_Your objective_:
Return the data exactly, with all pictures removed.

Collection entries
%%
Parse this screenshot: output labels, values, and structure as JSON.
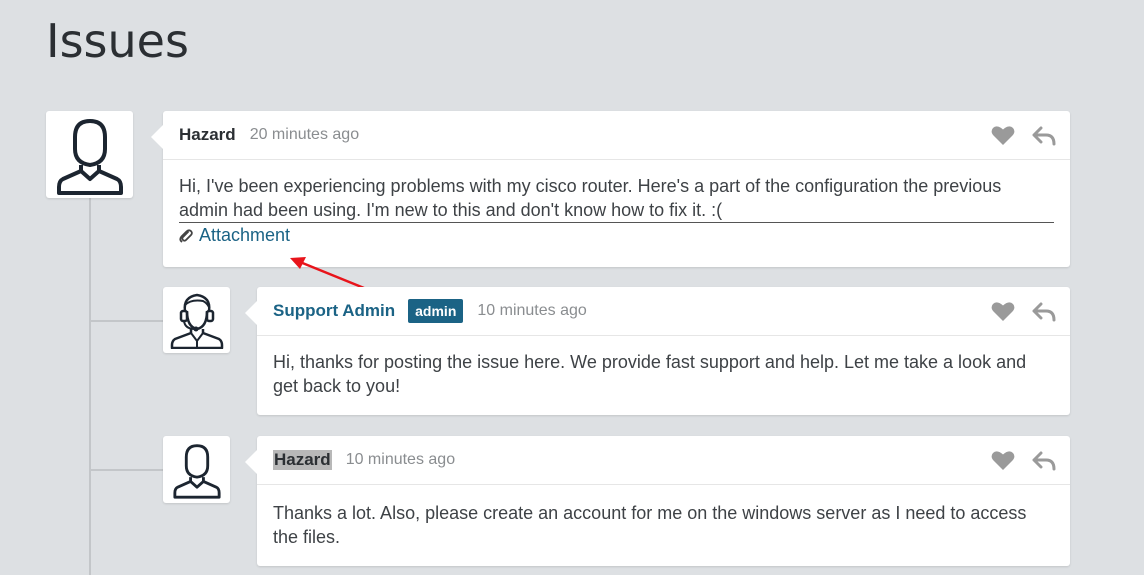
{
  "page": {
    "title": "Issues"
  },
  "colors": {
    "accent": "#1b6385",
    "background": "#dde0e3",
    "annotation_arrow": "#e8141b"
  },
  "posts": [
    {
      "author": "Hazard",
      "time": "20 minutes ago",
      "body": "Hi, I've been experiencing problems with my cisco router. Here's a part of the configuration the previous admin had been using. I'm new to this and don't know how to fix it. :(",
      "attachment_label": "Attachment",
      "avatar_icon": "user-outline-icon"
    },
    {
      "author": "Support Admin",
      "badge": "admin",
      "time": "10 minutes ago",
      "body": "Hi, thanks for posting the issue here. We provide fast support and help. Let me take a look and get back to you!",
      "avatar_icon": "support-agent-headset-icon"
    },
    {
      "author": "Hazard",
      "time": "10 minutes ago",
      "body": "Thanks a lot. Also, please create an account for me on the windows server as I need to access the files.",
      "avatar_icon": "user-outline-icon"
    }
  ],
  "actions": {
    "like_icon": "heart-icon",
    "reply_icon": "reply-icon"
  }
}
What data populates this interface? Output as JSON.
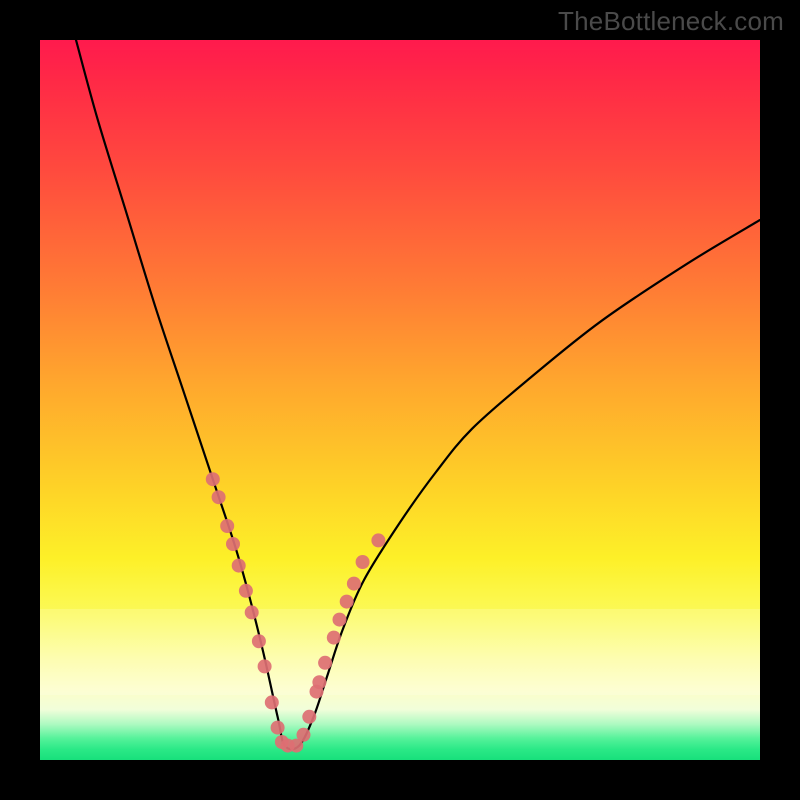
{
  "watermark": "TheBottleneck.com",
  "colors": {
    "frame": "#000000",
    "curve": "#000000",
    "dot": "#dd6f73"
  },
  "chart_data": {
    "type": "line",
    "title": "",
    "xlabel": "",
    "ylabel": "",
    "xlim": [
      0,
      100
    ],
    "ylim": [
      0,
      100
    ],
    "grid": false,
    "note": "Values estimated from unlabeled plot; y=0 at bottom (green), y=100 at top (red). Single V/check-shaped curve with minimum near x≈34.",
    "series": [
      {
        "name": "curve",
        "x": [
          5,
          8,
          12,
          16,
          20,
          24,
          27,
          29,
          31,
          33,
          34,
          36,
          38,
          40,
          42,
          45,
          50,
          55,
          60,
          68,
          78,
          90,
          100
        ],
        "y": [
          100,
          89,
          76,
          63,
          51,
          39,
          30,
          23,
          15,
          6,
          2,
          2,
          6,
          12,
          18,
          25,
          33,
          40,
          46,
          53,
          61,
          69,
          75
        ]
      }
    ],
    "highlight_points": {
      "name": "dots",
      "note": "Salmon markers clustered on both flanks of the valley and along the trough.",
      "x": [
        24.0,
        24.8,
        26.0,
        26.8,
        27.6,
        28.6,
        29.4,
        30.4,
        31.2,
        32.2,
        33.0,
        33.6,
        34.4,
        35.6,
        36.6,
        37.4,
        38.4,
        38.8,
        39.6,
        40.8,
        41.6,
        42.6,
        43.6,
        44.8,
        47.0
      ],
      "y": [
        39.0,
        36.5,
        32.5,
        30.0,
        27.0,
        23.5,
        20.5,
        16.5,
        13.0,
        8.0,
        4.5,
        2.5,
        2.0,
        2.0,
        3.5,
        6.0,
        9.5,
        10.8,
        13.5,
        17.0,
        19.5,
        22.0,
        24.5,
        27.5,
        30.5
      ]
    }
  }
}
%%
_Reply_:
Parse this screenshot: output labels, values, and structure as JSON.
{
  "page": {
    "title": "Issues"
  },
  "colors": {
    "accent": "#1b6385",
    "background": "#dde0e3",
    "annotation_arrow": "#e8141b"
  },
  "posts": [
    {
      "author": "Hazard",
      "time": "20 minutes ago",
      "body": "Hi, I've been experiencing problems with my cisco router. Here's a part of the configuration the previous admin had been using. I'm new to this and don't know how to fix it. :(",
      "attachment_label": "Attachment",
      "avatar_icon": "user-outline-icon"
    },
    {
      "author": "Support Admin",
      "badge": "admin",
      "time": "10 minutes ago",
      "body": "Hi, thanks for posting the issue here. We provide fast support and help. Let me take a look and get back to you!",
      "avatar_icon": "support-agent-headset-icon"
    },
    {
      "author": "Hazard",
      "time": "10 minutes ago",
      "body": "Thanks a lot. Also, please create an account for me on the windows server as I need to access the files.",
      "avatar_icon": "user-outline-icon"
    }
  ],
  "actions": {
    "like_icon": "heart-icon",
    "reply_icon": "reply-icon"
  }
}
What data populates this interface? Output as JSON.
{
  "watermark": "TheBottleneck.com",
  "colors": {
    "frame": "#000000",
    "curve": "#000000",
    "dot": "#dd6f73"
  },
  "chart_data": {
    "type": "line",
    "title": "",
    "xlabel": "",
    "ylabel": "",
    "xlim": [
      0,
      100
    ],
    "ylim": [
      0,
      100
    ],
    "grid": false,
    "note": "Values estimated from unlabeled plot; y=0 at bottom (green), y=100 at top (red). Single V/check-shaped curve with minimum near x≈34.",
    "series": [
      {
        "name": "curve",
        "x": [
          5,
          8,
          12,
          16,
          20,
          24,
          27,
          29,
          31,
          33,
          34,
          36,
          38,
          40,
          42,
          45,
          50,
          55,
          60,
          68,
          78,
          90,
          100
        ],
        "y": [
          100,
          89,
          76,
          63,
          51,
          39,
          30,
          23,
          15,
          6,
          2,
          2,
          6,
          12,
          18,
          25,
          33,
          40,
          46,
          53,
          61,
          69,
          75
        ]
      }
    ],
    "highlight_points": {
      "name": "dots",
      "note": "Salmon markers clustered on both flanks of the valley and along the trough.",
      "x": [
        24.0,
        24.8,
        26.0,
        26.8,
        27.6,
        28.6,
        29.4,
        30.4,
        31.2,
        32.2,
        33.0,
        33.6,
        34.4,
        35.6,
        36.6,
        37.4,
        38.4,
        38.8,
        39.6,
        40.8,
        41.6,
        42.6,
        43.6,
        44.8,
        47.0
      ],
      "y": [
        39.0,
        36.5,
        32.5,
        30.0,
        27.0,
        23.5,
        20.5,
        16.5,
        13.0,
        8.0,
        4.5,
        2.5,
        2.0,
        2.0,
        3.5,
        6.0,
        9.5,
        10.8,
        13.5,
        17.0,
        19.5,
        22.0,
        24.5,
        27.5,
        30.5
      ]
    }
  }
}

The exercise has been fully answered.